Report every line from the following entries that contains the string "Lokasi".

Source records:
:::::
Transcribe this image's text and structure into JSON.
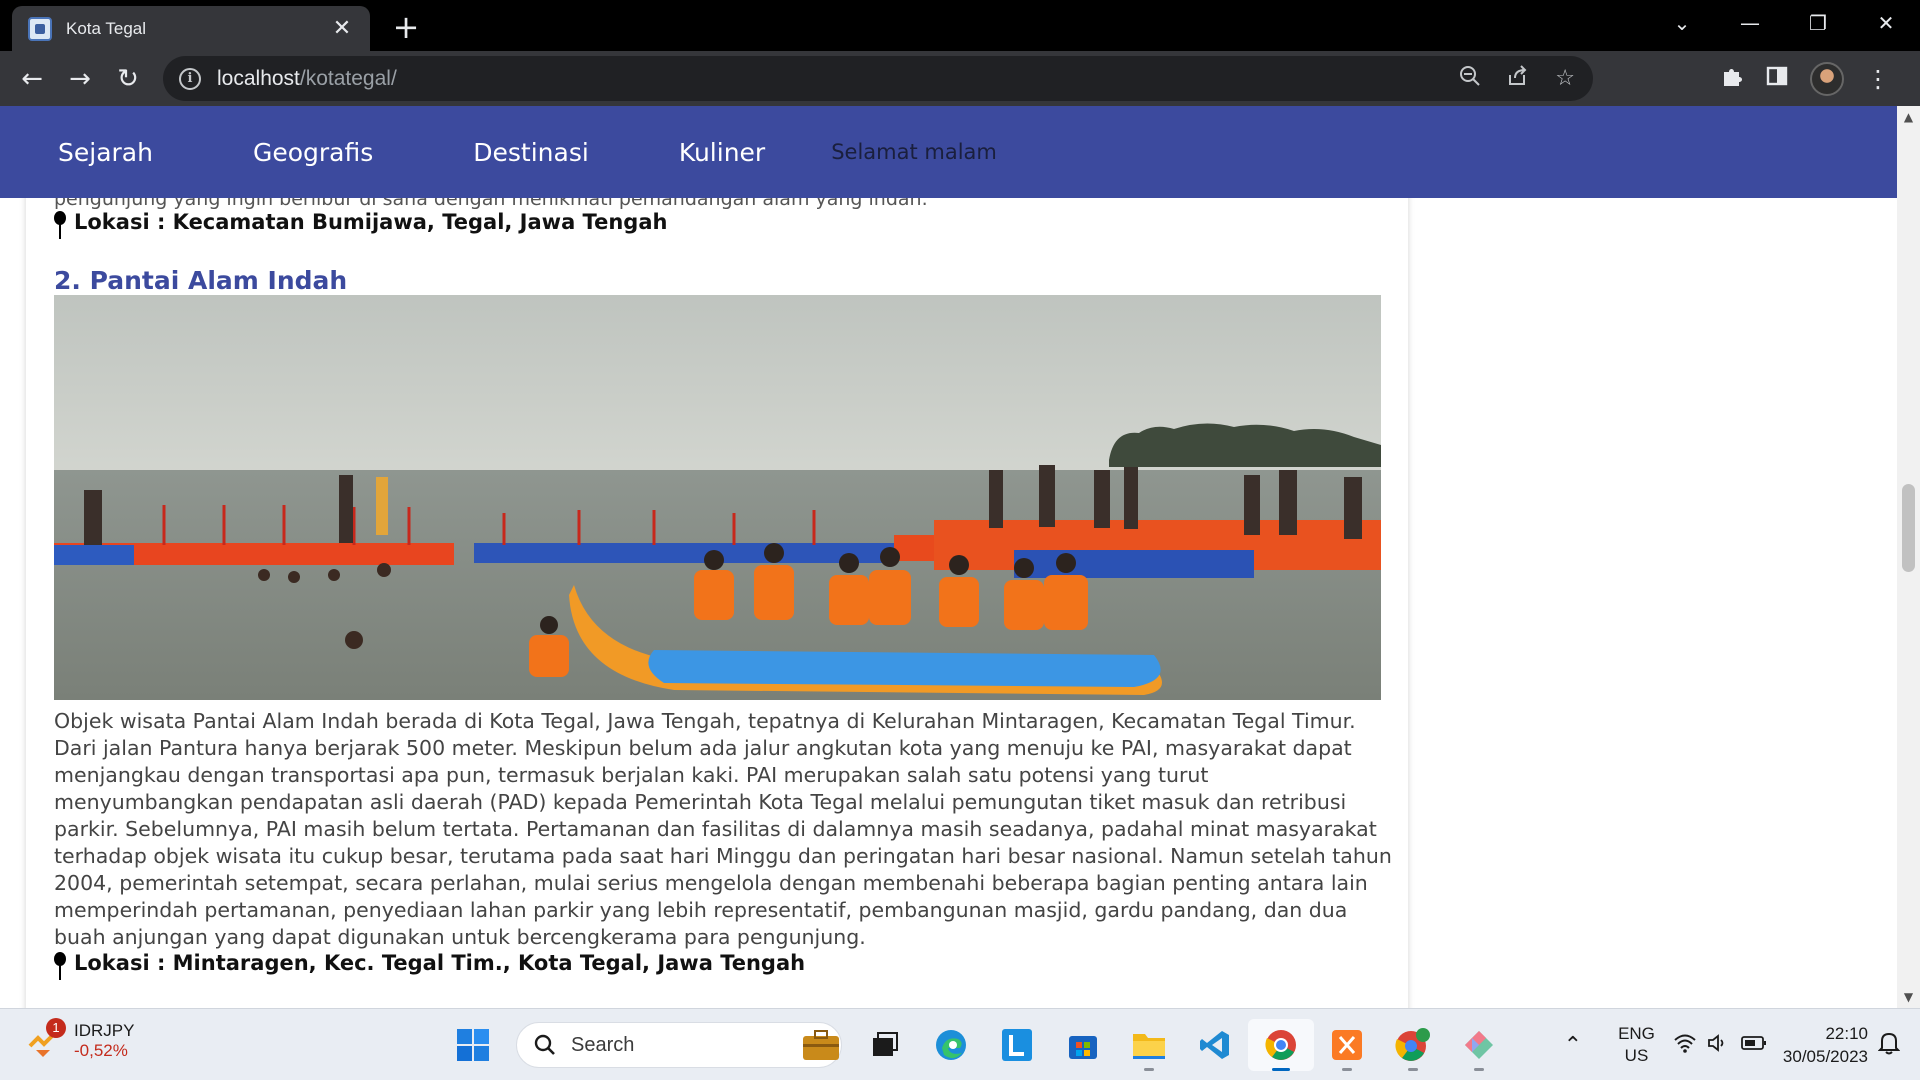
{
  "browser": {
    "tab_title": "Kota Tegal",
    "new_tab_symbol": "+",
    "url_host": "localhost",
    "url_path": "/kotategal/"
  },
  "navbar": {
    "links": [
      "Sejarah",
      "Geografis",
      "Destinasi",
      "Kuliner"
    ],
    "greeting": "Selamat malam"
  },
  "page": {
    "prev_text_fragment": "pengunjung yang ingin berlibur di sana dengan menikmati pemandangan alam yang indah.",
    "prev_location": "Lokasi : Kecamatan Bumijawa, Tegal, Jawa Tengah",
    "section_title": "2. Pantai Alam Indah",
    "photo_icon": "beach-banana-boat-photo",
    "description": "Objek wisata Pantai Alam Indah berada di Kota Tegal, Jawa Tengah, tepatnya di Kelurahan Mintaragen, Kecamatan Tegal Timur. Dari jalan Pantura hanya berjarak 500 meter. Meskipun belum ada jalur angkutan kota yang menuju ke PAI, masyarakat dapat menjangkau dengan transportasi apa pun, termasuk berjalan kaki. PAI merupakan salah satu potensi yang turut menyumbangkan pendapatan asli daerah (PAD) kepada Pemerintah Kota Tegal melalui pemungutan tiket masuk dan retribusi parkir. Sebelumnya, PAI masih belum tertata. Pertamanan dan fasilitas di dalamnya masih seadanya, padahal minat masyarakat terhadap objek wisata itu cukup besar, terutama pada saat hari Minggu dan peringatan hari besar nasional. Namun setelah tahun 2004, pemerintah setempat, secara perlahan, mulai serius mengelola dengan membenahi beberapa bagian penting antara lain memperindah pertamanan, penyediaan lahan parkir yang lebih representatif, pembangunan masjid, gardu pandang, dan dua buah anjungan yang dapat digunakan untuk bercengkerama para pengunjung.",
    "location": "Lokasi : Mintaragen, Kec. Tegal Tim., Kota Tegal, Jawa Tengah"
  },
  "taskbar": {
    "stock_badge": "1",
    "stock_name": "IDRJPY",
    "stock_change": "-0,52%",
    "search_label": "Search",
    "lang_line1": "ENG",
    "lang_line2": "US",
    "time": "22:10",
    "date": "30/05/2023"
  },
  "colors": {
    "navbar": "#3c4a9e",
    "section_title": "#3c4a9e",
    "chrome_dark": "#35363a",
    "stock_negative": "#c42b1c"
  }
}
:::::
## Reply to the task
    "prev_location": "Lokasi : Kecamatan Bumijawa, Tegal, Jawa Tengah",
    "location": "Lokasi : Mintaragen, Kec. Tegal Tim., Kota Tegal, Jawa Tengah"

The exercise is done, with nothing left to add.